Work instruction:
The entries that follow contain images, which should be left out; output everything else exactly.

──────── The input ────────

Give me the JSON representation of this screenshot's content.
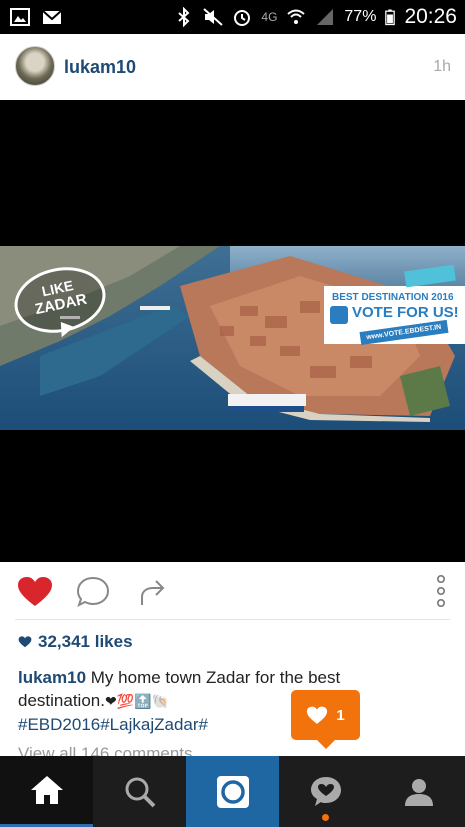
{
  "status_bar": {
    "network": "4G",
    "battery": "77%",
    "time": "20:26",
    "icons": [
      "gallery-icon",
      "mail-icon",
      "bluetooth-icon",
      "mute-icon",
      "alarm-icon",
      "wifi-icon",
      "signal-icon",
      "battery-icon"
    ]
  },
  "post": {
    "username": "lukam10",
    "time_ago": "1h",
    "likes": "32,341 likes",
    "caption_user": "lukam10",
    "caption_text": " My home town Zadar for the best destination.",
    "caption_emojis": "❤💯🔝🐚",
    "hashtags": "#EBD2016#LajkajZadar#",
    "view_comments": "View all 146 comments"
  },
  "image": {
    "bubble_line1": "LIKE",
    "bubble_line2": "ZADAR",
    "banner_title": "BEST DESTINATION 2016",
    "banner_cta": "VOTE FOR US!",
    "banner_url": "www.VOTE.EBDEST.IN"
  },
  "notification": {
    "count": "1",
    "icon": "heart-icon"
  },
  "nav": [
    "home-icon",
    "search-icon",
    "camera-icon",
    "activity-icon",
    "profile-icon"
  ],
  "colors": {
    "accent_blue": "#1e4a74",
    "like_red": "#d9262d",
    "orange": "#f2730b"
  }
}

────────

Result:
Give me the JSON representation of this screenshot's content.
{
  "status_bar": {
    "network": "4G",
    "battery": "77%",
    "time": "20:26",
    "icons": [
      "gallery-icon",
      "mail-icon",
      "bluetooth-icon",
      "mute-icon",
      "alarm-icon",
      "wifi-icon",
      "signal-icon",
      "battery-icon"
    ]
  },
  "post": {
    "username": "lukam10",
    "time_ago": "1h",
    "likes": "32,341 likes",
    "caption_user": "lukam10",
    "caption_text": " My home town Zadar for the best destination.",
    "caption_emojis": "❤💯🔝🐚",
    "hashtags": "#EBD2016#LajkajZadar#",
    "view_comments": "View all 146 comments"
  },
  "image": {
    "bubble_line1": "LIKE",
    "bubble_line2": "ZADAR",
    "banner_title": "BEST DESTINATION 2016",
    "banner_cta": "VOTE FOR US!",
    "banner_url": "www.VOTE.EBDEST.IN"
  },
  "notification": {
    "count": "1",
    "icon": "heart-icon"
  },
  "nav": [
    "home-icon",
    "search-icon",
    "camera-icon",
    "activity-icon",
    "profile-icon"
  ],
  "colors": {
    "accent_blue": "#1e4a74",
    "like_red": "#d9262d",
    "orange": "#f2730b"
  }
}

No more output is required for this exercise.